“Well, I can understand that. It seems dubious for a girl or sexual partner of any sort (as you put it) to fall for such an unattractive emotional eater. Perhaps you should stop thinking about it.”
Finally, I snapped. Just a little. “Doctor. Could you please lay off the weight comments? They are hurting my feelings and making me angry. I’m here for antidepressants. I want strong antidepressants. The strongest you have.”
“Fine. Here’s what I will do. What’s your name?” Dr. Marwhani looked down at his patient file. “Steven Marr. OK, Steven, I will take you on as my personal project. Do you have a family doctor?”
“You do now. It is me. Dr. Marwhani. I am your family doctor now.” He began to scrawl on a prescription pad. “Here is a prescription for six months of Citalopram. And another for six months of Clonazepam. Come see me in six months on the nose. You will be a healthier person if you use these drugs to cure your sadness instead of always using pizza.” Dr. Marwhani handed the prescription to me and then quickly snatched it back. “Also, let me add a six-month supply of Finasteride. It’s for prostate health, but if you section the pill into quarters, you can use it to regrow hair! On your head! Isn’t it delightful that the future is now? With luck, in six months, you will no longer be balding or obese! Then we will possibly see about getting you some sex with a brand new lady where you wouldn’t even have to pay!”
I smiled a thankful smile and left the office and headed straight to the pharmacy.
The first week of reuptaking was an adventure in the surreal. I trudged through my routines, soy coffee stops, bookstore perusals. There was a different pitch to reality now. It was as though there was a vise tightening on my skull. It was as though God himself had taken two of his godly fingers and pinched my temples and just held on, guiding me through this oddly patterned existence. I felt like God’s action figure. It felt urgent yet pleasant and very real. More real than any dream of realness I have ever known! I felt that I was amused and touched more than I ever had been and often by very simple things which were becoming stunningly beautiful, like chipmunks eating out of Doritos bags, or homeless men masturbating daintily behind very large, regal trees with weeping branches. I was growing accustomed to this new pressure that was being applied to my head and the small joys that accompanied it. It all felt right. Something very new and exciting was happening to me. I discovered that I had a desire to try new things; I discovered that I had the ability to follow through. And that’s when I took up competitive eating. »

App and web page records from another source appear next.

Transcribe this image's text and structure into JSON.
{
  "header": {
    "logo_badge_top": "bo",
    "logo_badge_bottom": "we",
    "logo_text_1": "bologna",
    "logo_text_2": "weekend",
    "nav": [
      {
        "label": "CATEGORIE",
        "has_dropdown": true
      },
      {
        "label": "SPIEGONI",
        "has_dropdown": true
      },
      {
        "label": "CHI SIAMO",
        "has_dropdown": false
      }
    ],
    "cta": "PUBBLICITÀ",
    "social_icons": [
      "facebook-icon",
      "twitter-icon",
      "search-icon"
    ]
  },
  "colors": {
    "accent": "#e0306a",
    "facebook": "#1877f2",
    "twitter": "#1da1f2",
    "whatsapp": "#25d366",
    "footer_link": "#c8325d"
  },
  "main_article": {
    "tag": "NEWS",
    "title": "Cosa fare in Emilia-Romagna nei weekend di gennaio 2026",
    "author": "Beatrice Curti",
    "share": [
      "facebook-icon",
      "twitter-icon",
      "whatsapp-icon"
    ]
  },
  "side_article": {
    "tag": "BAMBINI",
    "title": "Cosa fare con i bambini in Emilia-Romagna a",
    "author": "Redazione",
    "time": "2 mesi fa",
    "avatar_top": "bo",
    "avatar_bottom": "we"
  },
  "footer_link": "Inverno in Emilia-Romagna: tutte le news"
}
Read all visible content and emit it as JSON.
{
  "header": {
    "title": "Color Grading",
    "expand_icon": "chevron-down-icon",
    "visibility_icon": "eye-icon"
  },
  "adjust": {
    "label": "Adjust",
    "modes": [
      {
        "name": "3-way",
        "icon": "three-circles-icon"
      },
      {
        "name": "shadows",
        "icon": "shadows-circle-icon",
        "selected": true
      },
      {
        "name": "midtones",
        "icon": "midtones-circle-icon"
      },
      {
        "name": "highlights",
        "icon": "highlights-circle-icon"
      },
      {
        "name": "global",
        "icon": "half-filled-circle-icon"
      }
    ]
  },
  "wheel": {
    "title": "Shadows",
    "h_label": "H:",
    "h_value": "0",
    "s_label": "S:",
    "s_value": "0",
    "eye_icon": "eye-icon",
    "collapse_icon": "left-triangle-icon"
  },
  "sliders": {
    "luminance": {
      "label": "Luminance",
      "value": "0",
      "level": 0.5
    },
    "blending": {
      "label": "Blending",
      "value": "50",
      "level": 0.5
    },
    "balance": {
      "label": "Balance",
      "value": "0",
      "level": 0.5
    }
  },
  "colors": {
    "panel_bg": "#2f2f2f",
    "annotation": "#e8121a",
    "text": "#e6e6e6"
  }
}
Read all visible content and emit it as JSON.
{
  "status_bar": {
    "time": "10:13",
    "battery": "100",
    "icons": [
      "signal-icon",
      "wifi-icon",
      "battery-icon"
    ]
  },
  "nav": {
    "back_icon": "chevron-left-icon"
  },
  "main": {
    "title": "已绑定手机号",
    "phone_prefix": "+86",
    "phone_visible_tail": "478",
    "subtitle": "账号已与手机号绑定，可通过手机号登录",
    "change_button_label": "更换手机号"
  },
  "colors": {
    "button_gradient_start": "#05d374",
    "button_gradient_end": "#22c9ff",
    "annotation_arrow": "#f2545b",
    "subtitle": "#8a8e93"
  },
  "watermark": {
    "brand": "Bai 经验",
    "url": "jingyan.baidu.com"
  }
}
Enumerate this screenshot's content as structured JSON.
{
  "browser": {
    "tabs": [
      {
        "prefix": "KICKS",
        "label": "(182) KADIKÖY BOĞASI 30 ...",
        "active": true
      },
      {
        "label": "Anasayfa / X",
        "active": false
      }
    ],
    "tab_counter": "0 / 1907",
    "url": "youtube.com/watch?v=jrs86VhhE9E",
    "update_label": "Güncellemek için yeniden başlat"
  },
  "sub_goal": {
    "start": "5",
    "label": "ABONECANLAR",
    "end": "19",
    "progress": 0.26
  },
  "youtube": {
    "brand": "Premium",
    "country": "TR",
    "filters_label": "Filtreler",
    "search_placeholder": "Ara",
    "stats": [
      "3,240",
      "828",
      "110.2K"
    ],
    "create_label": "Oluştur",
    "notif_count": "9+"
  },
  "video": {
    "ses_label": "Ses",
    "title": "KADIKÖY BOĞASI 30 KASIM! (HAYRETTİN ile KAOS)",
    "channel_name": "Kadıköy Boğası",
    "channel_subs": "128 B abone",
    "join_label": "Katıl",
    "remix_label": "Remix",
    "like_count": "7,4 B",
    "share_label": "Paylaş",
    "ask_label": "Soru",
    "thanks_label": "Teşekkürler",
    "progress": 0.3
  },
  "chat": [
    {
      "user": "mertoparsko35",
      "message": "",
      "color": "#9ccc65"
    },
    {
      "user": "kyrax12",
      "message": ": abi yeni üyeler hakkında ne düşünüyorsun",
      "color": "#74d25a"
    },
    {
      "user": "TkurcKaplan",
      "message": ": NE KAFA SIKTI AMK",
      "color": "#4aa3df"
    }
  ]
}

From subTerrain #67
Excerpt from I’m Not Scared of You or Anything by Jon Paul Fiorentino (Anvil Press, 2014).